WORK INSTRUCTION:
Using the data below, return every line that holds the word "panel".

SUPPLIED INFORMATION:
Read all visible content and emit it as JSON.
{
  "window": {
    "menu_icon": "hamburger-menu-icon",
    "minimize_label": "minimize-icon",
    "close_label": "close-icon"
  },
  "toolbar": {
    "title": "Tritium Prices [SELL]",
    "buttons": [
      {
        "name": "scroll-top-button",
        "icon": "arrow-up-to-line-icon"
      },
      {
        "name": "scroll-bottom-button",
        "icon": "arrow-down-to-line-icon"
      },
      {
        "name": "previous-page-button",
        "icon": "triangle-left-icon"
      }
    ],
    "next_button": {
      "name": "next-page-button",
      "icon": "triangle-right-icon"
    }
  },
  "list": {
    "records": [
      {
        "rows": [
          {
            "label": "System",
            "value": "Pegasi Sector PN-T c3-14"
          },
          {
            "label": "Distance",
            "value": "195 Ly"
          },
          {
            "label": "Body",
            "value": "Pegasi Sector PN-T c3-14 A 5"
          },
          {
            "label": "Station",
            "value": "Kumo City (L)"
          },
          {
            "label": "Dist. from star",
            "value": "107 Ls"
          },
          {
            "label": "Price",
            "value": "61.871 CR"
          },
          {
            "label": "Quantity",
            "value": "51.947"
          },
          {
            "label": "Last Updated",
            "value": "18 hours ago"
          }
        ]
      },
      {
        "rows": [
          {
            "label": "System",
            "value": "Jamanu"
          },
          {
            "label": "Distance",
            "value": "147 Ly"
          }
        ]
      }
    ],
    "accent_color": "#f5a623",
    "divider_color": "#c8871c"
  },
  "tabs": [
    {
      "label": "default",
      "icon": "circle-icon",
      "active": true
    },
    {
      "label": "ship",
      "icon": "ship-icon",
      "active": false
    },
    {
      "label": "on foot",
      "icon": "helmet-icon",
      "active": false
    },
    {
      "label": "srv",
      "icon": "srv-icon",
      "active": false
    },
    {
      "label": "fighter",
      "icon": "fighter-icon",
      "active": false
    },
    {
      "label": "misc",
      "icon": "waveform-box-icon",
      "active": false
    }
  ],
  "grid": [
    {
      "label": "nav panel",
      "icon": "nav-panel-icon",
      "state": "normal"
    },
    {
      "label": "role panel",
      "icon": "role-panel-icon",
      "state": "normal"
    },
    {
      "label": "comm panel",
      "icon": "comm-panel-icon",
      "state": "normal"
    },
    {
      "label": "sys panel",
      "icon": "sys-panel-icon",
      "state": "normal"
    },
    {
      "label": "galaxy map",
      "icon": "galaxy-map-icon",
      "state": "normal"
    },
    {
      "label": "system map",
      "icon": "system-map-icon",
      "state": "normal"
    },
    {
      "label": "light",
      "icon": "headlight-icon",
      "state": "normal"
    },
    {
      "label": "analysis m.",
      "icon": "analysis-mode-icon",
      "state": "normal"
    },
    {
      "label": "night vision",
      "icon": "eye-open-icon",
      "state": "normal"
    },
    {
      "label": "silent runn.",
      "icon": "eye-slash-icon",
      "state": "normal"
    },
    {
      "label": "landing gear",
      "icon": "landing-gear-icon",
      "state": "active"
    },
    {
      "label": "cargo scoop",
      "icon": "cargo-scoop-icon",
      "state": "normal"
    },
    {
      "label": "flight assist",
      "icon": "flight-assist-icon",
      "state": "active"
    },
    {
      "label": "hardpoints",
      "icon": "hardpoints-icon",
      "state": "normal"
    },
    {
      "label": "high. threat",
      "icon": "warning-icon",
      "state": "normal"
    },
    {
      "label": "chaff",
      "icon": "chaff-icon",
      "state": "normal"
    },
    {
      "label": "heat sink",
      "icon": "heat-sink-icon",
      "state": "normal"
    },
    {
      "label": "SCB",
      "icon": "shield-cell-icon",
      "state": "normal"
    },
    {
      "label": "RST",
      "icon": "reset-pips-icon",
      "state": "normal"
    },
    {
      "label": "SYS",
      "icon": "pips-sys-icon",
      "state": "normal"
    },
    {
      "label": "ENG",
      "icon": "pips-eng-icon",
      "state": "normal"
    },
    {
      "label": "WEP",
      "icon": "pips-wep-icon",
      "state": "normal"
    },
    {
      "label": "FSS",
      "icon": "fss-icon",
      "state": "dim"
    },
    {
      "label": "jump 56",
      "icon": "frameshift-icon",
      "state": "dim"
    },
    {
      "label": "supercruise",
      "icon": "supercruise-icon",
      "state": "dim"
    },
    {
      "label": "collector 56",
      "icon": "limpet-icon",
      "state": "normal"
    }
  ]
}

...

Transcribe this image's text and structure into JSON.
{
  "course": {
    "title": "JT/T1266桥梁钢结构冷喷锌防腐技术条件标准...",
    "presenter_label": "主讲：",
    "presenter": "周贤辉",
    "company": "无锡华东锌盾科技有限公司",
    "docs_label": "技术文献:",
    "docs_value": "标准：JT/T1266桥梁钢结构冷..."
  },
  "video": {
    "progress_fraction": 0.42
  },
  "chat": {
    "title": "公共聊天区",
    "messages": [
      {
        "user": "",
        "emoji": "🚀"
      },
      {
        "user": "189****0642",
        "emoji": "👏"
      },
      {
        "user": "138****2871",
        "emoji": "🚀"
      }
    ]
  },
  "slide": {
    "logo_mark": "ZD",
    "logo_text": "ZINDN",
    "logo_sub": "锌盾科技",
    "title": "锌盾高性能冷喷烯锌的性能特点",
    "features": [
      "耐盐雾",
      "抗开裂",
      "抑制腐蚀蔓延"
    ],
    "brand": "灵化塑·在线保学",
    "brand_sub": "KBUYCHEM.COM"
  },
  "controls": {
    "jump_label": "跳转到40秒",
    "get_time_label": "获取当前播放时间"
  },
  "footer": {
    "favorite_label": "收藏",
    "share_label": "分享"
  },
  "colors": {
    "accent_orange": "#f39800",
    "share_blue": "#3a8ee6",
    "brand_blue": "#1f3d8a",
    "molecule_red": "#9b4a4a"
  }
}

ANSWER TO THIS PROBLEM:
      "label": "nav panel",
      "icon": "nav-panel-icon",
      "label": "role panel",
      "icon": "role-panel-icon",
      "label": "comm panel",
      "icon": "comm-panel-icon",
      "label": "sys panel",
      "icon": "sys-panel-icon",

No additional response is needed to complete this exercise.